• [Data for the task]
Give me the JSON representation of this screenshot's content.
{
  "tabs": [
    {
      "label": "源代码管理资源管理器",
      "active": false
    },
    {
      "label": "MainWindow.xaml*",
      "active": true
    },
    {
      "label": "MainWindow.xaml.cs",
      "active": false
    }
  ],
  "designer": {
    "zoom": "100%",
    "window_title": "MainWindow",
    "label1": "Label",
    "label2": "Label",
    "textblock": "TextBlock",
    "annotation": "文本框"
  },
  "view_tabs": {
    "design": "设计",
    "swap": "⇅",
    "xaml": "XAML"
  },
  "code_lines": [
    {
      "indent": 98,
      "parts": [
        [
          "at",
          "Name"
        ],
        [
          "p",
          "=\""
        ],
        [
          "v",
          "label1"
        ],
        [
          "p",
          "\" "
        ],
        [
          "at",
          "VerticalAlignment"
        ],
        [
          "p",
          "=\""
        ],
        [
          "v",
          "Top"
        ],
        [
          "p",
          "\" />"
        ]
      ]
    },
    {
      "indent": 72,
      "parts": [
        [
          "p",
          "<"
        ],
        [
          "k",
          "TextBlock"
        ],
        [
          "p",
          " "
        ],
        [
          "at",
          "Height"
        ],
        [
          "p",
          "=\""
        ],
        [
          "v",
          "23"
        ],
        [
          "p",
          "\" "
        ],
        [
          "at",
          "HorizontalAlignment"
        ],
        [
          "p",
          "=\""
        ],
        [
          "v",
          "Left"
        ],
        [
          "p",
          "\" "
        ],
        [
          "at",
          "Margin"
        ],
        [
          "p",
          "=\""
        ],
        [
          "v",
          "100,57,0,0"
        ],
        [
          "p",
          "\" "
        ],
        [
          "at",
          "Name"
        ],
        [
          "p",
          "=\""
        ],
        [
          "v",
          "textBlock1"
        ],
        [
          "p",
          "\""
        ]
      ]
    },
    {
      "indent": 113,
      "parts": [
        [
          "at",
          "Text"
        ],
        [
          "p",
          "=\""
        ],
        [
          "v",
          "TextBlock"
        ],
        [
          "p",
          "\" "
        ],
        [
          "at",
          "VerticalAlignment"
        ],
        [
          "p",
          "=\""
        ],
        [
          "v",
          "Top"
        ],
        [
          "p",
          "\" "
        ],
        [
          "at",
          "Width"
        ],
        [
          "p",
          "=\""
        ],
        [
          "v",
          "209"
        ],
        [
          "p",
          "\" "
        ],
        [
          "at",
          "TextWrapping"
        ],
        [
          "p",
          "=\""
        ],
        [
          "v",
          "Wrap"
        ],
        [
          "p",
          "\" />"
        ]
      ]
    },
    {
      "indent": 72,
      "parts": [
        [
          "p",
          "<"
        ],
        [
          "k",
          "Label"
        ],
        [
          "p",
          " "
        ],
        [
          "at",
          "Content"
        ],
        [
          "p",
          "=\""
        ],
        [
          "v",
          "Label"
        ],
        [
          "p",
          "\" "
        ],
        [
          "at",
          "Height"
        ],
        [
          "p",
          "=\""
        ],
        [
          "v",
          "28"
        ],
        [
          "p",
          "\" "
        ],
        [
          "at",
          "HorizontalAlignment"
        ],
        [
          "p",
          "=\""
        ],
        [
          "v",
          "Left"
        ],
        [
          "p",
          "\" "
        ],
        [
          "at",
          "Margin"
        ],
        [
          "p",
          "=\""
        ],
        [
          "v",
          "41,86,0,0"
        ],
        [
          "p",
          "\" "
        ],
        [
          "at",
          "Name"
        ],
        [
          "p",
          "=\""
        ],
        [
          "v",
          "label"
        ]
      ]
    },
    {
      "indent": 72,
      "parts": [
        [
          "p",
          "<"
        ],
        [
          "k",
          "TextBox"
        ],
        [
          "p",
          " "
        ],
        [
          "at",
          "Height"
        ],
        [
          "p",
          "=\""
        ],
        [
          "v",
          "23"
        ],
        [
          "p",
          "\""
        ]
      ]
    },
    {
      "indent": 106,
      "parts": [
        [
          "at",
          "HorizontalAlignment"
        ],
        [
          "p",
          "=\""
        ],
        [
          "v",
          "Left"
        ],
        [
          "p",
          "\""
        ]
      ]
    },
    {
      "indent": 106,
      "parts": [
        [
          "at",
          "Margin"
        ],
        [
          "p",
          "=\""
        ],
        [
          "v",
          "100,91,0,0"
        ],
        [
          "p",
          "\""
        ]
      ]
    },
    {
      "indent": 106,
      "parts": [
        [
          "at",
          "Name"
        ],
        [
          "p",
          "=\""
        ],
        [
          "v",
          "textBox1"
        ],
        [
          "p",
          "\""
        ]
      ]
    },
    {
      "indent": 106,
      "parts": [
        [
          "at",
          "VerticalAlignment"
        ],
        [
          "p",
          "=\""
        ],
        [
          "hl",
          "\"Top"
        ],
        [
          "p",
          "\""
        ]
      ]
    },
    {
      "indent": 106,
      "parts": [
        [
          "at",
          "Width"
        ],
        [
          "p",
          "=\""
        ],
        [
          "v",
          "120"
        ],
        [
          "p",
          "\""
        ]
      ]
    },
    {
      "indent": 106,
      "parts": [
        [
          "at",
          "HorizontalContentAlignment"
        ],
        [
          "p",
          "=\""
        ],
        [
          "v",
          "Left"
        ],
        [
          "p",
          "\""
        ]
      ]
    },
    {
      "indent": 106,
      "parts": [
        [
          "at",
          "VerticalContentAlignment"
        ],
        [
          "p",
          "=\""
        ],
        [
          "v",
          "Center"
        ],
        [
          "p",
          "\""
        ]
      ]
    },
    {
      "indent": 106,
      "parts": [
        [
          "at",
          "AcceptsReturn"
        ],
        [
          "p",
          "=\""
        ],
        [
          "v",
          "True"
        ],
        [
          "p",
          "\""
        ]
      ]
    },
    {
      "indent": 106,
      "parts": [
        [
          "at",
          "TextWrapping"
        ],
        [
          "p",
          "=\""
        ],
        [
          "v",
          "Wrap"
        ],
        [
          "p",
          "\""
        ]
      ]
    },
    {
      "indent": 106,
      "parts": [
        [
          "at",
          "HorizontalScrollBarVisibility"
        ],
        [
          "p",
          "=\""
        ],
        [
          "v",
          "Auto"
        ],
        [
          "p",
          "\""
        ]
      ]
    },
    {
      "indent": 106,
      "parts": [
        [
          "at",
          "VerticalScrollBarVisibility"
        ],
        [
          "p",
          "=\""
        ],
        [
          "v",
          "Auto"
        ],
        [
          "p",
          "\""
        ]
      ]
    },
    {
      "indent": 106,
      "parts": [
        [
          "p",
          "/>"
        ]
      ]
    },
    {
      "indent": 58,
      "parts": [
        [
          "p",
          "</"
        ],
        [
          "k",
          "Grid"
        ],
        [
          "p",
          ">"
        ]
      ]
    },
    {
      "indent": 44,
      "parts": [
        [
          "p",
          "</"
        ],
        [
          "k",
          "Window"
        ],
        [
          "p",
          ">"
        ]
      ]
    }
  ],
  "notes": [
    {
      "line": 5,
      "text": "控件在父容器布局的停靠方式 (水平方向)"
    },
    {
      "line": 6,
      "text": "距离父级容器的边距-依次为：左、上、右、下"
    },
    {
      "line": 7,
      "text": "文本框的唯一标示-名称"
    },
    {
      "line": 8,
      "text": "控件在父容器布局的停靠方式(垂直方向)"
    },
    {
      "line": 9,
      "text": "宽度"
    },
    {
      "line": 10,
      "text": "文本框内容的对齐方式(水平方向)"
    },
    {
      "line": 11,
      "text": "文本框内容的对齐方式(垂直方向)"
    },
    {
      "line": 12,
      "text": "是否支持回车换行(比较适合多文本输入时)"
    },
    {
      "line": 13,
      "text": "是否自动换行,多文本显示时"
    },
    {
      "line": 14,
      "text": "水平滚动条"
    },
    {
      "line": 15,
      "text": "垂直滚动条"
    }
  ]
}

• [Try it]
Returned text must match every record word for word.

• [Completed exercise]
Give me the JSON representation of this screenshot's content.
{
  "tabs": [
    {
      "label": "源代码管理资源管理器",
      "active": false
    },
    {
      "label": "MainWindow.xaml*",
      "active": true
    },
    {
      "label": "MainWindow.xaml.cs",
      "active": false
    }
  ],
  "designer": {
    "zoom": "100%",
    "window_title": "MainWindow",
    "label1": "Label",
    "label2": "Label",
    "textblock": "TextBlock",
    "annotation": "文本框"
  },
  "view_tabs": {
    "design": "设计",
    "swap": "⇅",
    "xaml": "XAML"
  },
  "code_lines": [
    {
      "indent": 98,
      "parts": [
        [
          "at",
          "Name"
        ],
        [
          "p",
          "=\""
        ],
        [
          "v",
          "label1"
        ],
        [
          "p",
          "\" "
        ],
        [
          "at",
          "VerticalAlignment"
        ],
        [
          "p",
          "=\""
        ],
        [
          "v",
          "Top"
        ],
        [
          "p",
          "\" />"
        ]
      ]
    },
    {
      "indent": 72,
      "parts": [
        [
          "p",
          "<"
        ],
        [
          "k",
          "TextBlock"
        ],
        [
          "p",
          " "
        ],
        [
          "at",
          "Height"
        ],
        [
          "p",
          "=\""
        ],
        [
          "v",
          "23"
        ],
        [
          "p",
          "\" "
        ],
        [
          "at",
          "HorizontalAlignment"
        ],
        [
          "p",
          "=\""
        ],
        [
          "v",
          "Left"
        ],
        [
          "p",
          "\" "
        ],
        [
          "at",
          "Margin"
        ],
        [
          "p",
          "=\""
        ],
        [
          "v",
          "100,57,0,0"
        ],
        [
          "p",
          "\" "
        ],
        [
          "at",
          "Name"
        ],
        [
          "p",
          "=\""
        ],
        [
          "v",
          "textBlock1"
        ],
        [
          "p",
          "\""
        ]
      ]
    },
    {
      "indent": 113,
      "parts": [
        [
          "at",
          "Text"
        ],
        [
          "p",
          "=\""
        ],
        [
          "v",
          "TextBlock"
        ],
        [
          "p",
          "\" "
        ],
        [
          "at",
          "VerticalAlignment"
        ],
        [
          "p",
          "=\""
        ],
        [
          "v",
          "Top"
        ],
        [
          "p",
          "\" "
        ],
        [
          "at",
          "Width"
        ],
        [
          "p",
          "=\""
        ],
        [
          "v",
          "209"
        ],
        [
          "p",
          "\" "
        ],
        [
          "at",
          "TextWrapping"
        ],
        [
          "p",
          "=\""
        ],
        [
          "v",
          "Wrap"
        ],
        [
          "p",
          "\" />"
        ]
      ]
    },
    {
      "indent": 72,
      "parts": [
        [
          "p",
          "<"
        ],
        [
          "k",
          "Label"
        ],
        [
          "p",
          " "
        ],
        [
          "at",
          "Content"
        ],
        [
          "p",
          "=\""
        ],
        [
          "v",
          "Label"
        ],
        [
          "p",
          "\" "
        ],
        [
          "at",
          "Height"
        ],
        [
          "p",
          "=\""
        ],
        [
          "v",
          "28"
        ],
        [
          "p",
          "\" "
        ],
        [
          "at",
          "HorizontalAlignment"
        ],
        [
          "p",
          "=\""
        ],
        [
          "v",
          "Left"
        ],
        [
          "p",
          "\" "
        ],
        [
          "at",
          "Margin"
        ],
        [
          "p",
          "=\""
        ],
        [
          "v",
          "41,86,0,0"
        ],
        [
          "p",
          "\" "
        ],
        [
          "at",
          "Name"
        ],
        [
          "p",
          "=\""
        ],
        [
          "v",
          "label"
        ]
      ]
    },
    {
      "indent": 72,
      "parts": [
        [
          "p",
          "<"
        ],
        [
          "k",
          "TextBox"
        ],
        [
          "p",
          " "
        ],
        [
          "at",
          "Height"
        ],
        [
          "p",
          "=\""
        ],
        [
          "v",
          "23"
        ],
        [
          "p",
          "\""
        ]
      ]
    },
    {
      "indent": 106,
      "parts": [
        [
          "at",
          "HorizontalAlignment"
        ],
        [
          "p",
          "=\""
        ],
        [
          "v",
          "Left"
        ],
        [
          "p",
          "\""
        ]
      ]
    },
    {
      "indent": 106,
      "parts": [
        [
          "at",
          "Margin"
        ],
        [
          "p",
          "=\""
        ],
        [
          "v",
          "100,91,0,0"
        ],
        [
          "p",
          "\""
        ]
      ]
    },
    {
      "indent": 106,
      "parts": [
        [
          "at",
          "Name"
        ],
        [
          "p",
          "=\""
        ],
        [
          "v",
          "textBox1"
        ],
        [
          "p",
          "\""
        ]
      ]
    },
    {
      "indent": 106,
      "parts": [
        [
          "at",
          "VerticalAlignment"
        ],
        [
          "p",
          "=\""
        ],
        [
          "hl",
          "\"Top"
        ],
        [
          "p",
          "\""
        ]
      ]
    },
    {
      "indent": 106,
      "parts": [
        [
          "at",
          "Width"
        ],
        [
          "p",
          "=\""
        ],
        [
          "v",
          "120"
        ],
        [
          "p",
          "\""
        ]
      ]
    },
    {
      "indent": 106,
      "parts": [
        [
          "at",
          "HorizontalContentAlignment"
        ],
        [
          "p",
          "=\""
        ],
        [
          "v",
          "Left"
        ],
        [
          "p",
          "\""
        ]
      ]
    },
    {
      "indent": 106,
      "parts": [
        [
          "at",
          "VerticalContentAlignment"
        ],
        [
          "p",
          "=\""
        ],
        [
          "v",
          "Center"
        ],
        [
          "p",
          "\""
        ]
      ]
    },
    {
      "indent": 106,
      "parts": [
        [
          "at",
          "AcceptsReturn"
        ],
        [
          "p",
          "=\""
        ],
        [
          "v",
          "True"
        ],
        [
          "p",
          "\""
        ]
      ]
    },
    {
      "indent": 106,
      "parts": [
        [
          "at",
          "TextWrapping"
        ],
        [
          "p",
          "=\""
        ],
        [
          "v",
          "Wrap"
        ],
        [
          "p",
          "\""
        ]
      ]
    },
    {
      "indent": 106,
      "parts": [
        [
          "at",
          "HorizontalScrollBarVisibility"
        ],
        [
          "p",
          "=\""
        ],
        [
          "v",
          "Auto"
        ],
        [
          "p",
          "\""
        ]
      ]
    },
    {
      "indent": 106,
      "parts": [
        [
          "at",
          "VerticalScrollBarVisibility"
        ],
        [
          "p",
          "=\""
        ],
        [
          "v",
          "Auto"
        ],
        [
          "p",
          "\""
        ]
      ]
    },
    {
      "indent": 106,
      "parts": [
        [
          "p",
          "/>"
        ]
      ]
    },
    {
      "indent": 58,
      "parts": [
        [
          "p",
          "</"
        ],
        [
          "k",
          "Grid"
        ],
        [
          "p",
          ">"
        ]
      ]
    },
    {
      "indent": 44,
      "parts": [
        [
          "p",
          "</"
        ],
        [
          "k",
          "Window"
        ],
        [
          "p",
          ">"
        ]
      ]
    }
  ],
  "notes": [
    {
      "line": 5,
      "text": "控件在父容器布局的停靠方式 (水平方向)"
    },
    {
      "line": 6,
      "text": "距离父级容器的边距-依次为：左、上、右、下"
    },
    {
      "line": 7,
      "text": "文本框的唯一标示-名称"
    },
    {
      "line": 8,
      "text": "控件在父容器布局的停靠方式(垂直方向)"
    },
    {
      "line": 9,
      "text": "宽度"
    },
    {
      "line": 10,
      "text": "文本框内容的对齐方式(水平方向)"
    },
    {
      "line": 11,
      "text": "文本框内容的对齐方式(垂直方向)"
    },
    {
      "line": 12,
      "text": "是否支持回车换行(比较适合多文本输入时)"
    },
    {
      "line": 13,
      "text": "是否自动换行,多文本显示时"
    },
    {
      "line": 14,
      "text": "水平滚动条"
    },
    {
      "line": 15,
      "text": "垂直滚动条"
    }
  ]
}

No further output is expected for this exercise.